Human rights groups have accused security forces of using excessive force to break up opposition rallies during the campaign.
But the government says the strong measures are necessary to ensure people comply with a ban on large crowds imposed to tackle the coronavirus pandemic.
Wine is seen as the biggest challenge to Mr Museveni’s rule and has mobilised many young people who have not previously been involved in politics.
He has sharply criticised the president in the past and accused him of “fearing the people”.
The president has not taken this challenge lightly. He has accused Bobi Wine of being a foreign agent of those “who don’t like the stability and independence of Uganda” and said that opposition figures are misleading young people to get involved in violence on the campaign trail.
Bobi Wine has been arrested several times since he became involved in politics. He has spoken of a “revolution” against Mr Museveni. He has posted on Twitter using the hashtag “WeAreRemovingADictator”.
Part of Bobi Wine’s popularity comes down to his age. At 38, he is just half as old as President Museveni, in one of the youngest nations on earth.
According to the CIA World Factbook Uganda has the second-lowest median age worldwide, of just 15.7 – only Niger is younger.
The “ghetto president” grew up in a slum in the capital, Kampala. His background and his efforts to promote social justice in his country through his music and as a politician have endeared him to this younger, more urban generation.
But Bobi Wine has also surprised authorities by drawing big crowds of supporters in rural areas – thought to be a bastion of support for President Museveni.
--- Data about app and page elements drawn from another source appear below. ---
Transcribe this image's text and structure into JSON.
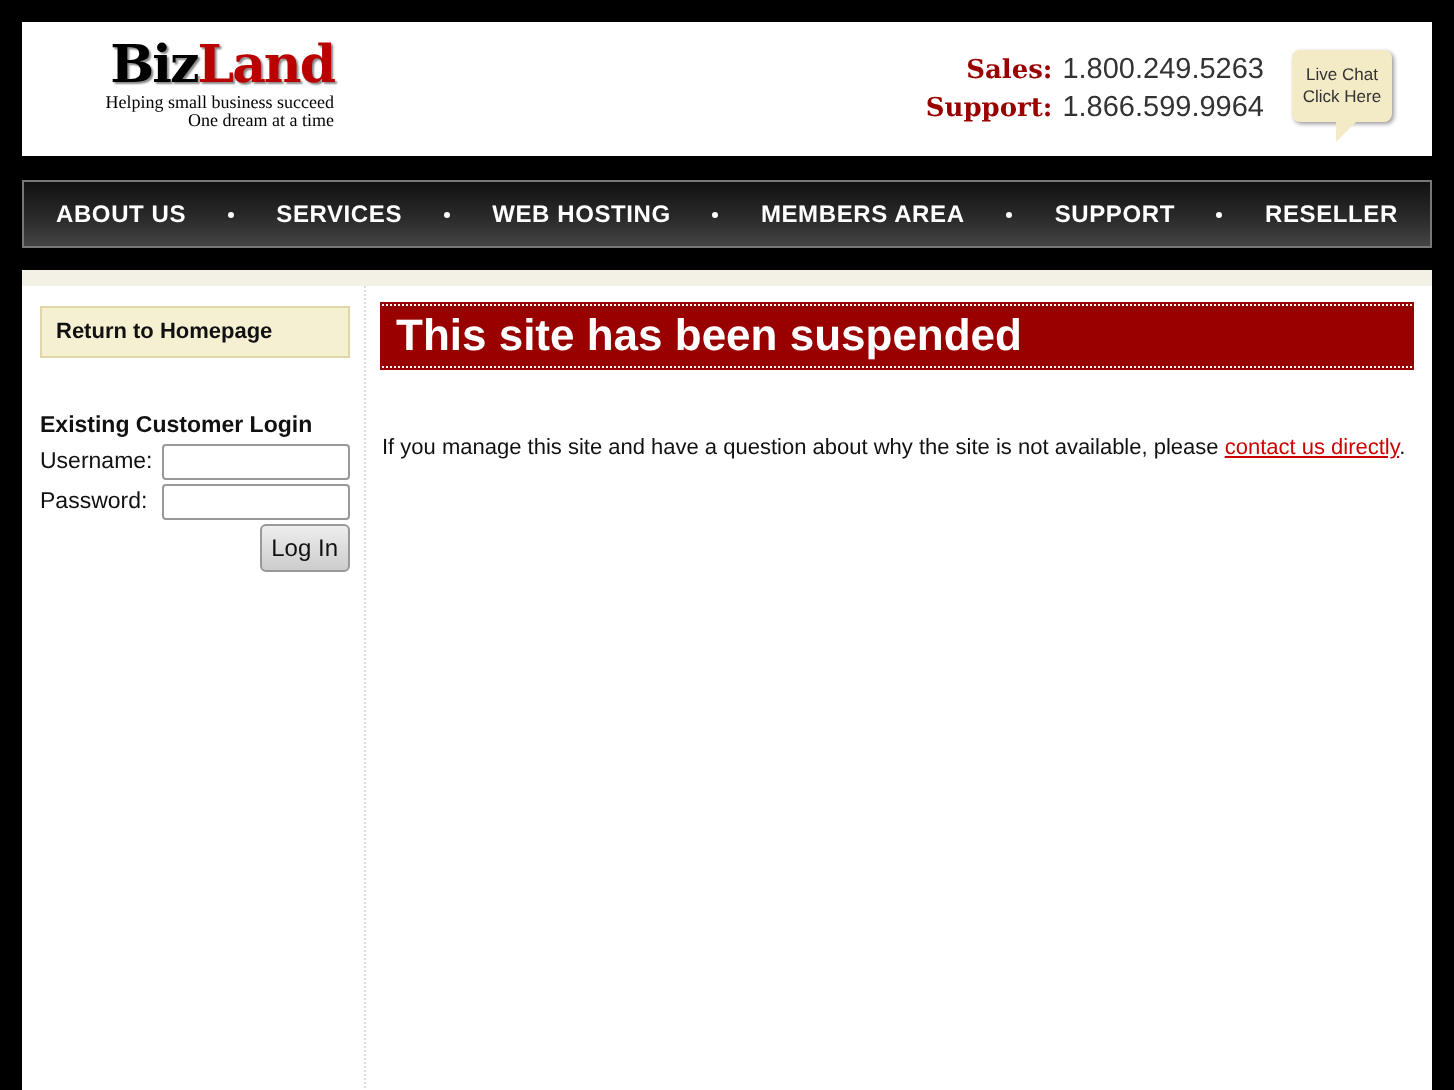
{
  "header": {
    "logo": {
      "part_1": "Biz",
      "part_2": "Land"
    },
    "tagline": [
      "Helping small business succeed",
      "One dream at a time"
    ],
    "contacts": [
      {
        "label": "Sales:",
        "number": "1.800.249.5263"
      },
      {
        "label": "Support:",
        "number": "1.866.599.9964"
      }
    ],
    "live_chat": [
      "Live Chat",
      "Click Here"
    ]
  },
  "nav": [
    "ABOUT US",
    "SERVICES",
    "WEB HOSTING",
    "MEMBERS AREA",
    "SUPPORT",
    "RESELLER"
  ],
  "sidebar": {
    "return_link": "Return to Homepage",
    "login": {
      "title": "Existing Customer Login",
      "fields": [
        {
          "label": "Username:"
        },
        {
          "label": "Password:"
        }
      ],
      "button": "Log In"
    }
  },
  "main": {
    "title": "This site has been suspended",
    "message": "If you manage this site and have a question about why the site is not available, please ",
    "link": "contact us directly",
    "message_end": "."
  }
}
Tensions are high, and the campaign has been marred by serious violence, which has left dozens killed and hundreds more arrested.
Officials have cited measures brought in to tackle the Covid-19 pandemic for their efforts to break up political gatherings. But Human Rights Watch has alleged that security forces are using these regulations “as a pretext to violate rights and clamp down on the opposition and the media”.
Bobi Wine himself was arrested last November for allegedly breaching Covid measures. His detention sparked protest which led to a wave of arrests and left dozens dead, mostly allegedly shot by the security forces.
Afterwards, Security Minister Elly Tumwine pointed to the fact that 11 security personnel had been injured and said: “police have a right to shoot you and kill you if you reach a certain level of violence”.
“Can I repeat? Police have a right to shoot you and you die for nothing…. do it at your own risk.”
Bobi Wine has since taken to wearing a bullet-proof vest and helmet on the campaign trail.
At the end of last year, he halted his campaign after a number of his team were injured as security forces dispersed one of his political rallies. He later told broadcaster CNN he had survived several assassination attempts.